A GOP Senate memo asserts that nearly all the 82,000 Afghans who were evacuated from Kabul to the United States in August weren’t properly vetted prior to entering the country.
The current administration has not vetted information provided by tens of thousands of Afghans through in-person interviews, choosing instead to rely solely on criminal and terrorist databases to seed out potential threats — or “screenings” — the congressional memo claims, according to the Washington Examiner.
The memo — drafted by senate Republicans in October — summarizes interviews with federal officials from the Departments of Homeland Security, Defense, State and Justice who oversaw what they depicted as a reckless screening and vetting process at home and at military bases, the Examiner reported.
Around 75 percent were Afghan nationals, not green card holders or Afghanistan Special Immigrant visa holders. [SIV] holders or visa applicants, sources familiar with the memo told The Washington Examiner.
As of early October, only 700 of the 82,000 admitted into the U.S. held SIVs — which grant permanent residency for aiding the U.S. government during its occupation, Republican Rob Portman of Ohio said in a Nov. 4 speech, despite claims from the Biden administration that those airlifted from Kabul were SIV holder and allies.
Over 40 percent of the 82,000 have been deemed “allies” that are eligible to apply for the visa but had not yet applied, officials told The Examiner.
According to DHS officials, of the 82,000 U.S. arrivals 4,920 were U.S. citizens, 3,280 were lawful permanent residents, and the remaining 73,800, — or 90 percent — were Afghan nationals. The Examiner stated that DHS had not provided information on how many of the 73.800 visa applicants were either SIV or otherwise ineligible.
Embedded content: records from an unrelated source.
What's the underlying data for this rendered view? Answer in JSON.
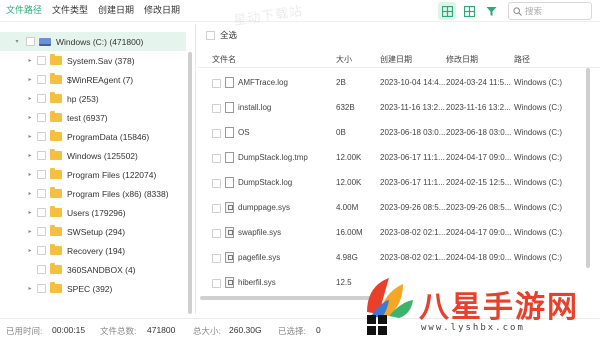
{
  "tabs": [
    "文件路径",
    "文件类型",
    "创建日期",
    "修改日期"
  ],
  "search": {
    "placeholder": "搜索"
  },
  "select_all": "全选",
  "columns": {
    "name": "文件名",
    "size": "大小",
    "created": "创建日期",
    "modified": "修改日期",
    "path": "路径"
  },
  "tree": [
    {
      "label": "Windows (C:) (471800)",
      "type": "drive",
      "selected": true,
      "arrow": "▾"
    },
    {
      "label": "System.Sav (378)",
      "type": "folder",
      "arrow": "▸"
    },
    {
      "label": "$WinREAgent (7)",
      "type": "folder",
      "arrow": "▸"
    },
    {
      "label": "hp (253)",
      "type": "folder",
      "arrow": "▸"
    },
    {
      "label": "test (6937)",
      "type": "folder",
      "arrow": "▸"
    },
    {
      "label": "ProgramData (15846)",
      "type": "folder",
      "arrow": "▸"
    },
    {
      "label": "Windows (125502)",
      "type": "folder",
      "arrow": "▸"
    },
    {
      "label": "Program Files (122074)",
      "type": "folder",
      "arrow": "▸"
    },
    {
      "label": "Program Files (x86) (8338)",
      "type": "folder",
      "arrow": "▸"
    },
    {
      "label": "Users (179296)",
      "type": "folder",
      "arrow": "▸"
    },
    {
      "label": "SWSetup (294)",
      "type": "folder",
      "arrow": "▸"
    },
    {
      "label": "Recovery (194)",
      "type": "folder",
      "arrow": "▸"
    },
    {
      "label": "360SANDBOX (4)",
      "type": "folder",
      "arrow": ""
    },
    {
      "label": "SPEC (392)",
      "type": "folder",
      "arrow": "▸"
    }
  ],
  "files": [
    {
      "name": "AMFTrace.log",
      "size": "2B",
      "created": "2023-10-04 14:4...",
      "modified": "2024-03-24 11:5...",
      "path": "Windows (C:)",
      "icon": "file-icon"
    },
    {
      "name": "install.log",
      "size": "632B",
      "created": "2023-11-16 13:2...",
      "modified": "2023-11-16 13:2...",
      "path": "Windows (C:)",
      "icon": "file-icon"
    },
    {
      "name": "OS",
      "size": "0B",
      "created": "2023-06-18 03:0...",
      "modified": "2023-06-18 03:0...",
      "path": "Windows (C:)",
      "icon": "file-icon"
    },
    {
      "name": "DumpStack.log.tmp",
      "size": "12.00K",
      "created": "2023-06-17 11:1...",
      "modified": "2024-04-17 09:0...",
      "path": "Windows (C:)",
      "icon": "file-icon"
    },
    {
      "name": "DumpStack.log",
      "size": "12.00K",
      "created": "2023-06-17 11:1...",
      "modified": "2024-02-15 12:5...",
      "path": "Windows (C:)",
      "icon": "file-icon"
    },
    {
      "name": "dumppage.sys",
      "size": "4.00M",
      "created": "2023-09-26 08:5...",
      "modified": "2023-09-26 08:5...",
      "path": "Windows (C:)",
      "icon": "system-file-icon"
    },
    {
      "name": "swapfile.sys",
      "size": "16.00M",
      "created": "2023-08-02 02:1...",
      "modified": "2024-04-17 09:0...",
      "path": "Windows (C:)",
      "icon": "system-file-icon"
    },
    {
      "name": "pagefile.sys",
      "size": "4.98G",
      "created": "2023-08-02 02:1...",
      "modified": "2024-04-18 09:0...",
      "path": "Windows (C:)",
      "icon": "system-file-icon"
    },
    {
      "name": "hiberfil.sys",
      "size": "12.5",
      "created": "",
      "modified": "",
      "path": "",
      "icon": "system-file-icon"
    }
  ],
  "status": {
    "time_label": "已用时间:",
    "time_value": "00:00:15",
    "count_label": "文件总数:",
    "count_value": "471800",
    "total_label": "总大小:",
    "total_value": "260.30G",
    "sel_label": "已选择:",
    "sel_value": "0"
  },
  "watermark": {
    "faint": "星动下载站",
    "logo_text": "八星手游网",
    "logo_url": "www.lyshbx.com"
  },
  "colors": {
    "accent": "#2fa877",
    "folder": "#f5c040",
    "logo_red": "#e8402a"
  }
}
In August, Biden had said that all of those being evacuated to the U.S. would undergo “security screenings,” at military bases before they would enter the United States, a statement backed by the State Department and later DHS Secretary Alejandro Mayorkas.
“Planes taking off from Kabul are not flying directly to the United States. They’re landing at U.S. military bases and transit centers around the world,” Biden said on Aug. 22. “At these sites where they are landing, we are conducting thorough scrutiny — security screenings for everyone who is not a U.S. citizen or a lawful permanent resident.”
According to the memo, the Biden administration ordered the military and federal agencies to streamline the process subject the evacuees to basic “screenings” with the additional more extensive “vetting” protocols established after the September 11 attacks.
Screening is the initial information refugees give to law enforcement. This includes personal statements, documents from government, fingerprints, and other biometrics. Vetting typically comes next, when a government official interviews the individual in order to confirm they are who they’ve claimed to be.
Vetting interviews “were only conducted for evacuees who had derogatory information associated with their biometrics or phone records,” the memo says.
According to the Examiner, the DHS and White House were at odds over its definition of “vetting.” DHS did not provide the paper with its definition.
“As with any population entering the United States, DHS, in coordination with interagency vetting partners, takes multiple steps to ensure that those seeking entry do not pose a national security or public safety risk,” a DHS spokesman wrote in an email to the outlet. “The rigorous, multi-layered screening and vetting process involves biometric and biographic screenings conducted by intelligence, law enforcement, and counterterrorism professionals from DHS and DOD, as well as the Federal Bureau of Investigation (FBI), National Counterterrorism Center (NCTC), and additional intelligence community partners. This process includes reviewing fingerprints, photos, and biographic data for every single Afghan before they are cleared to travel to the United States.”
According to the memo, “Afghans without any identification or records were approved for travel to the United States as long as their fingerprints or other biometrics were not already in a U.S. Government database and connected to derogatory information (e.g., a known terrorist, terrorist affiliate, or criminal). Federal officials relayed that few Afghans know their birthday, which has resulted in a number of evacuees’ date of birth logged as January 1.”
U.S. officials already know of 10 Afghans who have been allowed entry, but should have been stopped if they’d been properly vetted. Two evacuees were convicted of crimes in September. One 20-year-old man was charged with sexual assaulting a 16 year-old girl.